# PROBLEM TO SOLVE
In the copy of these records, include no pictures and change nothing else.

# GIVEN RECORDS
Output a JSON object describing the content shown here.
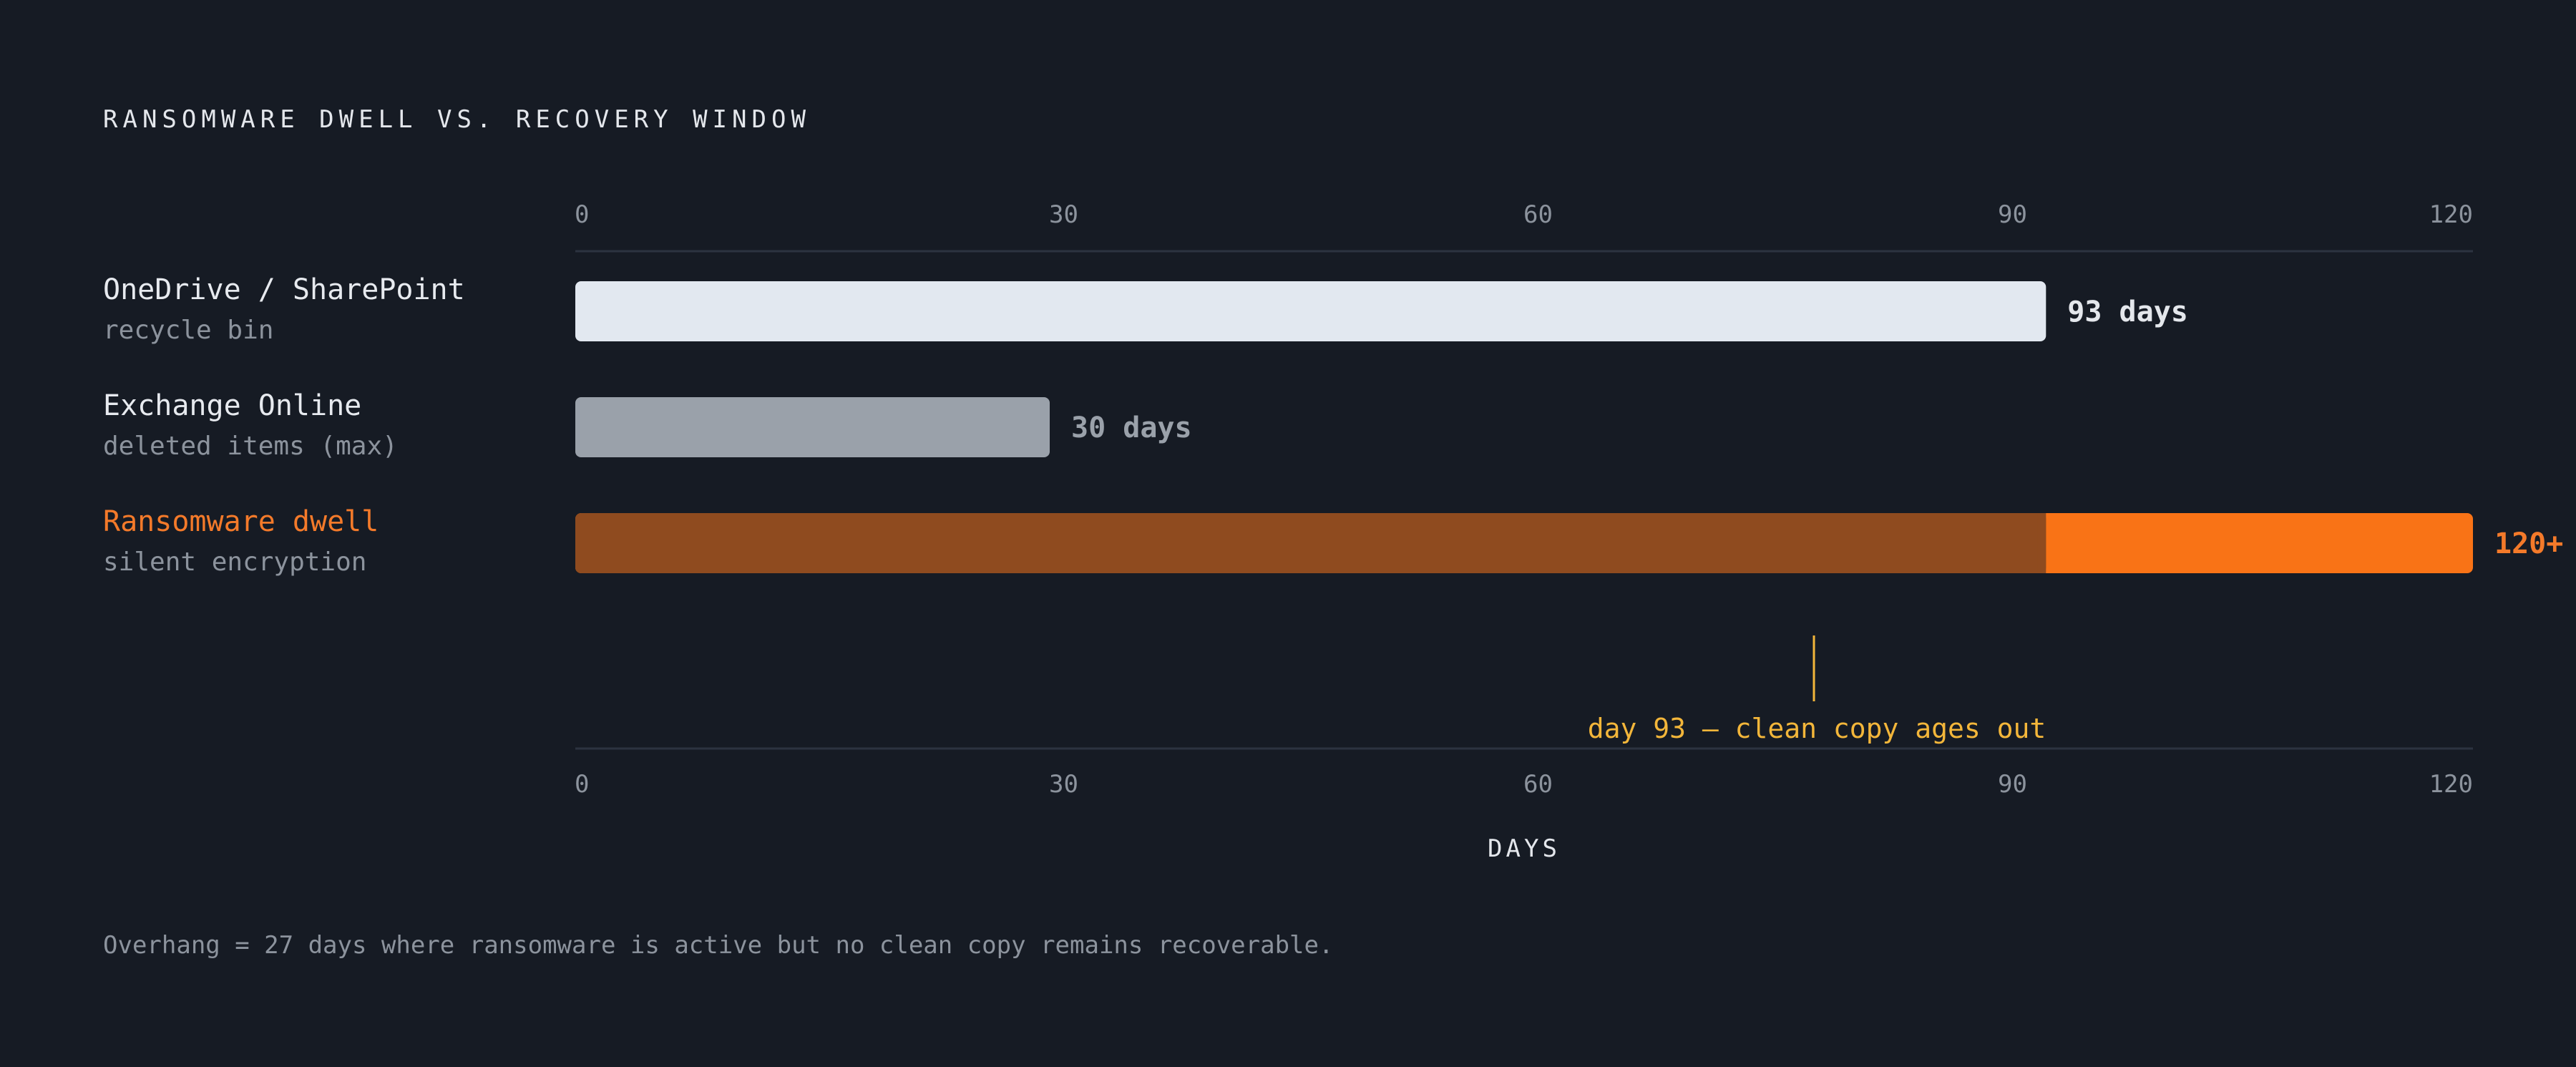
{
  "colors": {
    "background": "#161b24",
    "grid": "#2c3340",
    "bar_onedrive": "#e2e8f0",
    "bar_exchange": "#9aa1aa",
    "bar_dwell_covered": "#8f4b1f",
    "bar_dwell_overhang": "#f97316",
    "label_onedrive": "#e4e7ec",
    "label_exchange": "#9aa1aa",
    "label_dwell": "#f47a2a",
    "annotation": "#f3b63a"
  },
  "chart_data": {
    "type": "bar",
    "orientation": "horizontal",
    "title": "RANSOMWARE DWELL VS. RECOVERY WINDOW",
    "xlabel": "DAYS",
    "xlim": [
      0,
      120
    ],
    "ticks": [
      "0",
      "30",
      "60",
      "90",
      "120"
    ],
    "tick_values": [
      0,
      30,
      60,
      90,
      120
    ],
    "grid": false,
    "categories": [
      {
        "label": "OneDrive / SharePoint",
        "sublabel": "recycle bin",
        "value": 93,
        "value_label": "93 days"
      },
      {
        "label": "Exchange Online",
        "sublabel": "deleted items (max)",
        "value": 30,
        "value_label": "30 days"
      },
      {
        "label": "Ransomware dwell",
        "sublabel": "silent encryption",
        "value": 120,
        "segments": [
          {
            "from": 0,
            "to": 93
          },
          {
            "from": 93,
            "to": 120
          }
        ],
        "value_label": "120+"
      }
    ],
    "annotation": {
      "x": 93,
      "text": "day 93 — clean copy ages out"
    }
  },
  "footnote": "Overhang = 27 days where ransomware is active but no clean copy remains recoverable."
}
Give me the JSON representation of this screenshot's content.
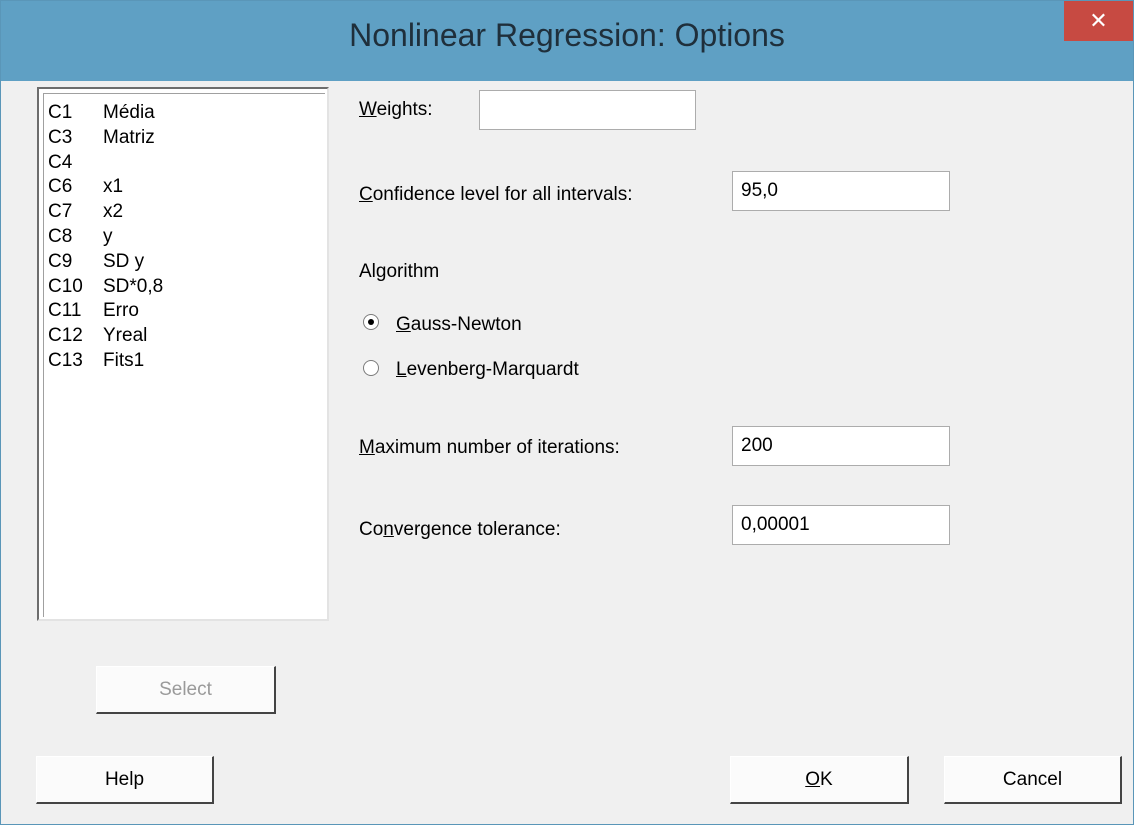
{
  "window": {
    "title": "Nonlinear Regression: Options",
    "close_glyph": "✕"
  },
  "columns": [
    {
      "id": "C1",
      "name": "Média"
    },
    {
      "id": "C3",
      "name": "Matriz"
    },
    {
      "id": "C4",
      "name": ""
    },
    {
      "id": "C6",
      "name": "x1"
    },
    {
      "id": "C7",
      "name": "x2"
    },
    {
      "id": "C8",
      "name": "y"
    },
    {
      "id": "C9",
      "name": "SD y"
    },
    {
      "id": "C10",
      "name": "SD*0,8"
    },
    {
      "id": "C11",
      "name": "Erro"
    },
    {
      "id": "C12",
      "name": "Yreal"
    },
    {
      "id": "C13",
      "name": "Fits1"
    }
  ],
  "weights": {
    "label_u": "W",
    "label_rest": "eights:",
    "value": ""
  },
  "confidence": {
    "label_u": "C",
    "label_rest": "onfidence level for all intervals:",
    "value": "95,0"
  },
  "algorithm": {
    "heading": "Algorithm",
    "options": [
      {
        "u": "G",
        "rest": "auss-Newton",
        "selected": true
      },
      {
        "u": "L",
        "rest": "evenberg-Marquardt",
        "selected": false
      }
    ]
  },
  "max_iter": {
    "label_u": "M",
    "label_rest": "aximum number of iterations:",
    "value": "200"
  },
  "tolerance": {
    "label_pre": "Co",
    "label_u": "n",
    "label_rest": "vergence tolerance:",
    "value": "0,00001"
  },
  "buttons": {
    "select": "Select",
    "help": "Help",
    "ok_u": "O",
    "ok_rest": "K",
    "cancel": "Cancel"
  }
}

# SOLUTION TO THE PROBLEM
Output a JSON object describing the content shown here.
{
  "colors": {
    "background": "#161b24",
    "grid": "#2c3340",
    "bar_onedrive": "#e2e8f0",
    "bar_exchange": "#9aa1aa",
    "bar_dwell_covered": "#8f4b1f",
    "bar_dwell_overhang": "#f97316",
    "label_onedrive": "#e4e7ec",
    "label_exchange": "#9aa1aa",
    "label_dwell": "#f47a2a",
    "annotation": "#f3b63a"
  },
  "chart_data": {
    "type": "bar",
    "orientation": "horizontal",
    "title": "RANSOMWARE DWELL VS. RECOVERY WINDOW",
    "xlabel": "DAYS",
    "xlim": [
      0,
      120
    ],
    "ticks": [
      "0",
      "30",
      "60",
      "90",
      "120"
    ],
    "tick_values": [
      0,
      30,
      60,
      90,
      120
    ],
    "grid": false,
    "categories": [
      {
        "label": "OneDrive / SharePoint",
        "sublabel": "recycle bin",
        "value": 93,
        "value_label": "93 days"
      },
      {
        "label": "Exchange Online",
        "sublabel": "deleted items (max)",
        "value": 30,
        "value_label": "30 days"
      },
      {
        "label": "Ransomware dwell",
        "sublabel": "silent encryption",
        "value": 120,
        "segments": [
          {
            "from": 0,
            "to": 93
          },
          {
            "from": 93,
            "to": 120
          }
        ],
        "value_label": "120+"
      }
    ],
    "annotation": {
      "x": 93,
      "text": "day 93 — clean copy ages out"
    }
  },
  "footnote": "Overhang = 27 days where ransomware is active but no clean copy remains recoverable."
}
Give me the JSON representation of this screenshot's content.
{
  "window": {
    "title": "Nonlinear Regression: Options",
    "close_glyph": "✕"
  },
  "columns": [
    {
      "id": "C1",
      "name": "Média"
    },
    {
      "id": "C3",
      "name": "Matriz"
    },
    {
      "id": "C4",
      "name": ""
    },
    {
      "id": "C6",
      "name": "x1"
    },
    {
      "id": "C7",
      "name": "x2"
    },
    {
      "id": "C8",
      "name": "y"
    },
    {
      "id": "C9",
      "name": "SD y"
    },
    {
      "id": "C10",
      "name": "SD*0,8"
    },
    {
      "id": "C11",
      "name": "Erro"
    },
    {
      "id": "C12",
      "name": "Yreal"
    },
    {
      "id": "C13",
      "name": "Fits1"
    }
  ],
  "weights": {
    "label_u": "W",
    "label_rest": "eights:",
    "value": ""
  },
  "confidence": {
    "label_u": "C",
    "label_rest": "onfidence level for all intervals:",
    "value": "95,0"
  },
  "algorithm": {
    "heading": "Algorithm",
    "options": [
      {
        "u": "G",
        "rest": "auss-Newton",
        "selected": true
      },
      {
        "u": "L",
        "rest": "evenberg-Marquardt",
        "selected": false
      }
    ]
  },
  "max_iter": {
    "label_u": "M",
    "label_rest": "aximum number of iterations:",
    "value": "200"
  },
  "tolerance": {
    "label_pre": "Co",
    "label_u": "n",
    "label_rest": "vergence tolerance:",
    "value": "0,00001"
  },
  "buttons": {
    "select": "Select",
    "help": "Help",
    "ok_u": "O",
    "ok_rest": "K",
    "cancel": "Cancel"
  }
}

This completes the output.